Task statement — Report how many lines in the records carry the string "label", and give no further text.
=-=-=-=-=
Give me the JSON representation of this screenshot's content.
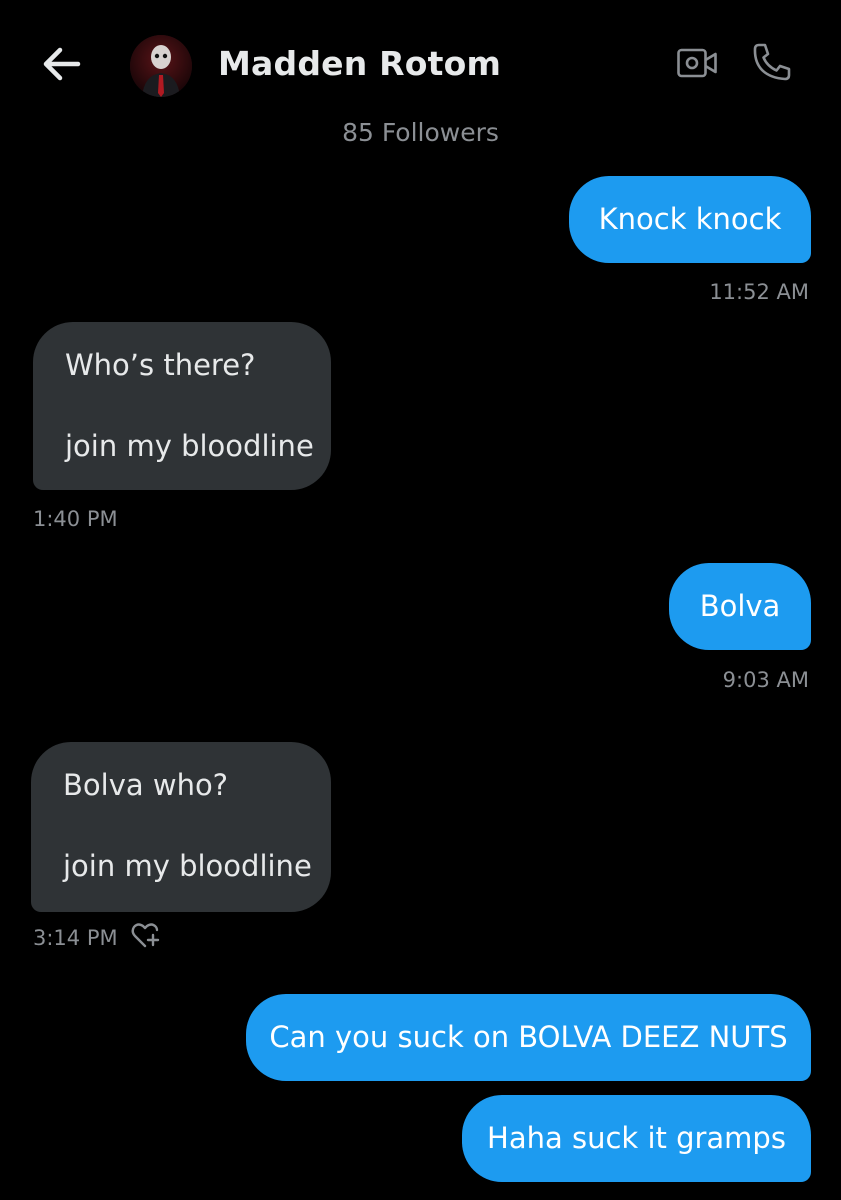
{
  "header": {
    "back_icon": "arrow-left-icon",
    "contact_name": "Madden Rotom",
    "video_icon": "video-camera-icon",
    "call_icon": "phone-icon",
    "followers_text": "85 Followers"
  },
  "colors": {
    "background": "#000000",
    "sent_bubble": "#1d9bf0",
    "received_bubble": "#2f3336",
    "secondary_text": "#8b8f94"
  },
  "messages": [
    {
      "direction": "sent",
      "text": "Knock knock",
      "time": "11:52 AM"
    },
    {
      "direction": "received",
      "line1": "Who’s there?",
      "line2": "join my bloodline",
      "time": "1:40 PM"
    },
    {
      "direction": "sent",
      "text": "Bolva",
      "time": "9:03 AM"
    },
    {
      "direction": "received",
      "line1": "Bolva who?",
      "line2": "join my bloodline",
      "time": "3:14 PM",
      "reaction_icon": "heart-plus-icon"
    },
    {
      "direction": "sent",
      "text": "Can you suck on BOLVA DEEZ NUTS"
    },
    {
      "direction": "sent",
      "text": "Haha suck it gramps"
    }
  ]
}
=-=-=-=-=
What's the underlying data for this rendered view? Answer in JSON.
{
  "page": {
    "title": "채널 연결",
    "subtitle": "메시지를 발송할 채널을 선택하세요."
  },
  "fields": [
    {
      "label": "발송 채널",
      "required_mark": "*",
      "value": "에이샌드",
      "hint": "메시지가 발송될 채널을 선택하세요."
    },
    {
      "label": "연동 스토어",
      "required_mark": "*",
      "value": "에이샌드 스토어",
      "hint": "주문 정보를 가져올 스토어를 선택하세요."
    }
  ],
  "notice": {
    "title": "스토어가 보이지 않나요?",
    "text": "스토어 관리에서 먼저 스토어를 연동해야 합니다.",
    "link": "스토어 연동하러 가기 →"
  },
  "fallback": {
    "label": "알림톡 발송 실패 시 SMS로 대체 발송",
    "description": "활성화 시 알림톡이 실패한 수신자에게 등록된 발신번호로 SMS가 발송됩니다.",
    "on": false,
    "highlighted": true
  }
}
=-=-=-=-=
Written reply — 3